Kanzaki et al. (2010) found B. yongensis from the underside of the elytra of Cryphalus fulvus Niijima, which emerged from a dead log of P. thunbergii Parl. collected at Higashi-Ichiki, Hioki, Kagoshima Prefecture, Japan. The molecular sequences of 28 S D2/D3 region (AM396581) and ITS1/2 (AM180513) were almost identical to those of the Chinese population. However, Kanzaki et al. (2010) provided several morphological differences in male tail and female reproductive tract. A pair of minute P4 were found at the base of the bursa. Although P1 was not described, it could be seen in Figure 1D (Kanzaki et al., 2010). In females, a three-celled structure, which was not mentioned in the original description, was observed on the dorsal wall of the reproductive tract at the uterus/post-uterine sac junction.
Later, B. yongensis was also found from a dead pitch pine (P. rigida Mill.) in Daejeon city, South Korea (Han, 2015). The ITS sequence of Korean isolate (KJ857070) showed 99% similarity to that from Chinese isolate in GenBank (AM180513). ITS-RFLP patterns matched 100% with those previously reported for B. yongensis. Interestingly, they proved that B. yongensis was pathogenic on Larix leptolepis Sieb. et Zucc (Han, 2015).
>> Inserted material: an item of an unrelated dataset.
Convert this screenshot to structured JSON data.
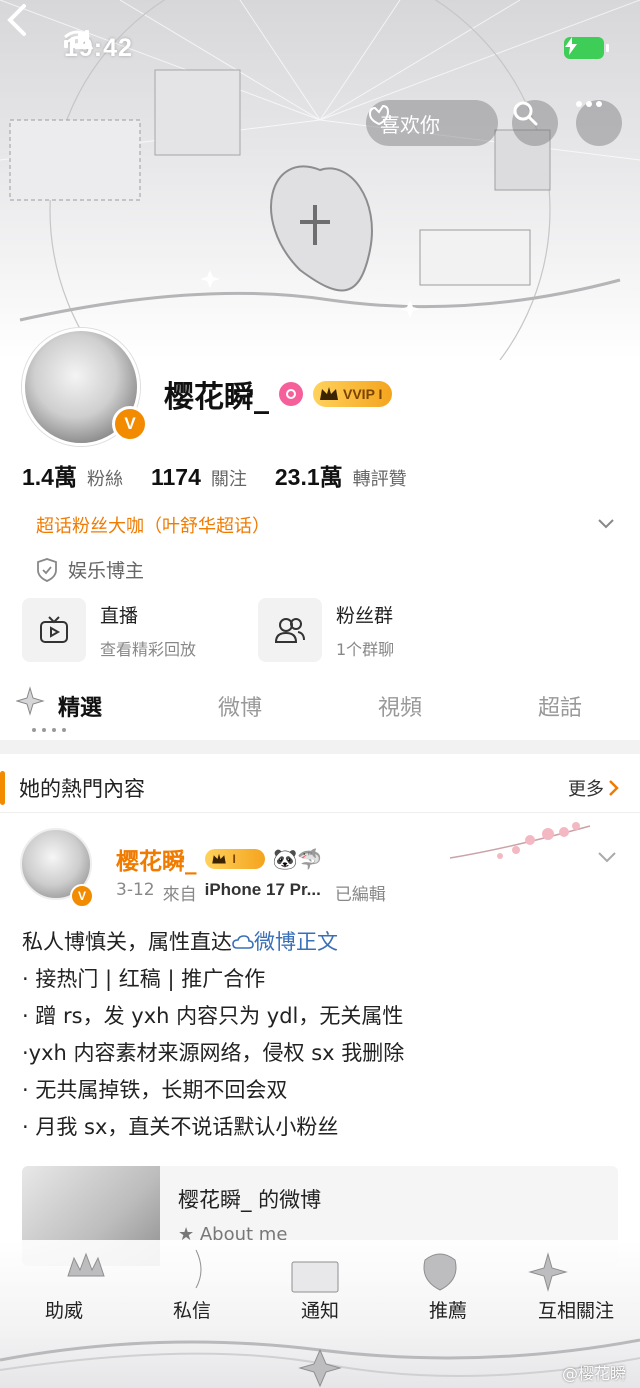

To confirm the male papillae numbers and other characters, paratypes deposited in the Ningbo Customs Technology Center were re-examined. A three-celled structure of the female, which was not mentioned in the original description, was observed. Though very small, but P1 does exist. Minute P4 gland papillae at the base of the bursa were also found, possessing internal connections like secretory duct structures. (Figure 1, arrows show the P1, P2, P3, and P4 papillae).
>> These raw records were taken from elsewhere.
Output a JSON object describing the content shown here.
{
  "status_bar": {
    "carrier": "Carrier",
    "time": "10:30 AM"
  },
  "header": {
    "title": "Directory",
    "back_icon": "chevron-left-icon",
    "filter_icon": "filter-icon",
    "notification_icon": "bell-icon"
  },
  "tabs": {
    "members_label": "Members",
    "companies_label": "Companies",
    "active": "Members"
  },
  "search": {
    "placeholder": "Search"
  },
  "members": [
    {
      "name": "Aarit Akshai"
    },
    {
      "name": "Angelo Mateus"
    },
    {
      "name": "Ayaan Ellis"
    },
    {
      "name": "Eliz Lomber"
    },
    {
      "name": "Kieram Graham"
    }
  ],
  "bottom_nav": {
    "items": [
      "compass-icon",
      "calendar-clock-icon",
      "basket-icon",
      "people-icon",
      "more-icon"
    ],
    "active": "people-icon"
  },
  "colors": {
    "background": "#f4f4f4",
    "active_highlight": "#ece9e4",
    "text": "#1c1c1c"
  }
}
Recently, B. yongensis was also detected from P. thunbergii in Beijing, China. The following characters were confirmed again: 3 lateral lines, 7 papillae, a three-celled structure was observed on the dorsal wall of the reproductive tract at the uterus/post-uterine sac junction (Figure 1). Small variation of female tail tip in Beijing population exist, with most females showing a conoid tail with a 2–5 µm long mucron in central position at the terminus. Several showed a bluntly pointed terminus, but never broadly rounded.
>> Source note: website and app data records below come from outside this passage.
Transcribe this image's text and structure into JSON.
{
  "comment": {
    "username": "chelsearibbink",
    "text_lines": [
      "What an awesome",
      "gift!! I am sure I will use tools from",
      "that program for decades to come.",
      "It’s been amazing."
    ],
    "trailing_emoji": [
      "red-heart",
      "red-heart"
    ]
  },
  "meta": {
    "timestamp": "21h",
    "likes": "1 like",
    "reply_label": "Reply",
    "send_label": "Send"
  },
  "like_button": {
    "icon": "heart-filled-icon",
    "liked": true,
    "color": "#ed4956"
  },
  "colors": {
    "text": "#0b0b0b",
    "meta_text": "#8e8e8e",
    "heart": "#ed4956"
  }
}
According to Kanzaki et al. (2018), both B. uncispicularis and B. yongensis are now in the B. eggersi-group sensu Ryss & Subbotin (2017), subgroup 3, together with B. carpini Kanzaki, Masuya, Ichihara, Maehara, Aikawa, Ekino, Taisuke & Ide, 2018 (Kanzaki et al., 2018), B. clavicauda Kanzaki, Maehara & Masuya, 2007 (Kanzaki et al., 2007) and B. cryphali (Fuchs, 1930) Rühm, 1956, which is characterized by a spicule with a short, wide blade and strongly dorsally recurved condylus with a pointed tip and broad female tail. Except B. uncispicularis, all other species share 3 lateral lines, which indicates that the 4 lines of B. uncispicularis may have been misjudged. All species in this group have 7 male papillae.
B. yongensis is present in China, Japan and Korea with a common host species (P. thunbergii) and a common widespread vector (C. fulvus). Based on the geographic, ecological, molecular, and morphological data, we propose Bursaphelenchus uncispicularis Zhuo, Li, Li, Yu & Liao, 2007 as a junior synonyms of B. yongensis Gu, Braasch, Burgermeister, Brandstetter & Zhang, 2006.